The US military has alleged that a Chinese J-11 fighter pilot on October 24 engaged in an “unsafe intercept” of a US Air Force B-52H Stratofortress bomber over the fiercely disputed South China Sea.
This intercept marks the most recent event in an ongoing series of encounters between Chinese jets and aircraft operated by the US military and its allied forces. The US Indo-Pacific Command has made the video available on X, the social media platform previously known as Twitter.
The footage showcases what the command describes as a People’s Republic of China (PRC) J-11 fighter jet conducting “an unsafe intercept of a US Air Force B-52 aircraft.”
In a media release on October 26, the Command said, “J-11 pilot executed an unsafe intercept of a US Air Force B-52 aircraft, which was lawfully conducting routine operations over the South China Sea in international airspace.”
“During the night-time intercept, the PRC pilot flew in an unsafe and unprofessional manner, [and] demonstrated poor airmanship by closing with uncontrolled excessive speed, flying below, in front of, and within 10 feet of the B-52, putting both aircraft in danger of collision. We are concerned this pilot was unaware of how close he came to causing a collision,” the statement conveyed.
#USINDOPACOM Statement on #PRC Unprofessional Intercept: "A People’s Republic of China J-11 pilot executed an unsafe intercept of a U.S. Air Force B-52 aircraft which was lawfully conducting routine operations over the South China Sea…"
— U.S. Indo-Pacific Command (@INDOPACOM) October 26, 2023
The incident is particularly noteworthy because it represents the first instance in which the US has officially reported an unsafe interception of a US bomber.
What further distinguishes this encounter is the fact that it took place during nighttime conditions. A video that has made the rounds on social media provides a visual record of the J-11 fighter’s apparent approach towards the US B-52.
In the footage, the fighter aircraft seems to temporarily vanish from view as it maneuvers behind the bomber, only to reappear moments later, creating a visual representation of the close encounter between the two aircraft.
The video was captured utilizing the Sniper pod attached beneath the wing of the B-52. The US military recently announced that B-52s had been dispatched to Andersen Air Force Base in Guam for forward-based Bomber Task Force missions.
China’s J-11 Fighter Aircraft
The aircraft responsible for the interception of a US bomber is also a two-seat J-11 affiliated with the Chinese People’s Liberation Army (PLA).
However, there is some uncertainty regarding whether it was under the operation of the PLA Air Force, possibly designating it as a J-11BS, or if it falls within the purview of the PLA Navy, which would categorize it as a J-11BSH.
The Shenyang J-11, a Chinese aircraft, is essentially a replica of the highly regarded Russian Sukhoi Su-27, also known as the “Flanker” multirole fighter.
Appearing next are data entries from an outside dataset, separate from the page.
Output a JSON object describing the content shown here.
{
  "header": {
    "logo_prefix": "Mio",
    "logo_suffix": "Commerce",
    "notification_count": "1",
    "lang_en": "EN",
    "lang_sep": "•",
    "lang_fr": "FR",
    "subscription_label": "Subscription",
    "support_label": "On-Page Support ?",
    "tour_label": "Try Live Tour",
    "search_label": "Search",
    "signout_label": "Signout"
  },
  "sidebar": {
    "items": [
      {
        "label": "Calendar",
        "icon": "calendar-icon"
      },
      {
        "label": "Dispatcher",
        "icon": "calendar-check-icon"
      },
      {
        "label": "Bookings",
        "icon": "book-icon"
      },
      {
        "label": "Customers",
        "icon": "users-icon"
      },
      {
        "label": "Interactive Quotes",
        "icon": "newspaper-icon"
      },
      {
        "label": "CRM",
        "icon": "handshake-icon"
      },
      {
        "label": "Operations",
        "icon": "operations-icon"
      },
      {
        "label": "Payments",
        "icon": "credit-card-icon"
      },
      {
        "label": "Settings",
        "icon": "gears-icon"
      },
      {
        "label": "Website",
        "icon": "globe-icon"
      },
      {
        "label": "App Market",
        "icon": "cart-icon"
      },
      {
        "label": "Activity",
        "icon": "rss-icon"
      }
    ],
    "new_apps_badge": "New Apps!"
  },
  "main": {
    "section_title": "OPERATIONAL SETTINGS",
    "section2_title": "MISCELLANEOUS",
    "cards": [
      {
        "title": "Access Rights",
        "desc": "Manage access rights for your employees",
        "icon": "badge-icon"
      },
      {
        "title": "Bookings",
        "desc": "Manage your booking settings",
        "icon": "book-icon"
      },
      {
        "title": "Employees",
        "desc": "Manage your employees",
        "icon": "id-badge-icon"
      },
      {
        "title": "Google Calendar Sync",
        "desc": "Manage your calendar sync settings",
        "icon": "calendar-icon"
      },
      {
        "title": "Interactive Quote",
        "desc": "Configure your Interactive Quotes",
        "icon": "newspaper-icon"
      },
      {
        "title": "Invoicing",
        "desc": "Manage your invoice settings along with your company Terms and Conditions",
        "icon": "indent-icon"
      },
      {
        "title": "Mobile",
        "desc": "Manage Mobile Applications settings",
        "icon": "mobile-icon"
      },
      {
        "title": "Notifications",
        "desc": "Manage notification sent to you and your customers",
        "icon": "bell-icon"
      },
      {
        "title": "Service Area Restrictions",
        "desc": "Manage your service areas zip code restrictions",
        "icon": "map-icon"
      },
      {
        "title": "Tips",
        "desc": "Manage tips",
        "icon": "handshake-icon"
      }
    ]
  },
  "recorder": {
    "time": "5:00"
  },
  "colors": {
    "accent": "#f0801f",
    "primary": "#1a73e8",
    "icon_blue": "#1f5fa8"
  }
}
Initially, it began as an authorized copy, with Russia’s permission.
Later, China’s aspirations to enhance and modify it with domestically manufactured technology led to a transformation of its capabilities.
Since 1998, the People’s Liberation Army Air Force (PLAAF) has operated the J-11, a design that initially drew inspiration from the Russian Sukhoi Su-27.
In 1995, the PLAAF negotiated to secure a license, allowing them to produce 200 J-11s in China using a kit provided by Russia. However, the contract was halted after around 100 aircraft were built.
After that, the manufacturer, Shenyang Aircraft Corporation, continued production without authorization. This decision to keep manufacturing J-11s became a source of frustration for Russia, as Moscow had preferred that the engines and avionics continue to be produced in Russia.
The Shenyang Aircraft Corporation proceeded with the independent production of the J-11B, manufacturing it without any further involvement from Russia.
While approximately 90 percent of the J-11’s components were domestically manufactured in China, the airframe remained strikingly similar to the original Russian design.
This development caused considerable discontent within the Russian arms industry, which voiced concerns about potential intellectual property disputes for several years.
Since Beijing was one of the largest importers of Russian weapon systems, the situation did not escalate further, as Russia likely sought to preserve its valuable trade relationship with China.
The J-11B has been adapted to accommodate Chinese missiles and munitions, including the short-range PL-8 infrared-guided missile, a derivative of the Israeli Python 3.
Additionally, it is equipped with the long-range PL-12 radar-guided missile, often referred to as the “Chinese AMARAM,” boasting a range of up to one hundred kilometers.
The original J-11 was a Chinese-manufactured Su-27, closely following the Russian design. However, the J-11B marked a significant departure by incorporating Chinese hardware.
Within this category are sub-variants such as the J-11BS, a combat-capable two-seat trainer version, and the J-11BH, which serves the Naval Air Force.
A notable addition is the J-11BSH, a Navy version of the two-seat J-11BS, which is believed to have first come to public attention around 2010. The Navy variants of these aircraft operate from land bases and are not deployed on aircraft carriers.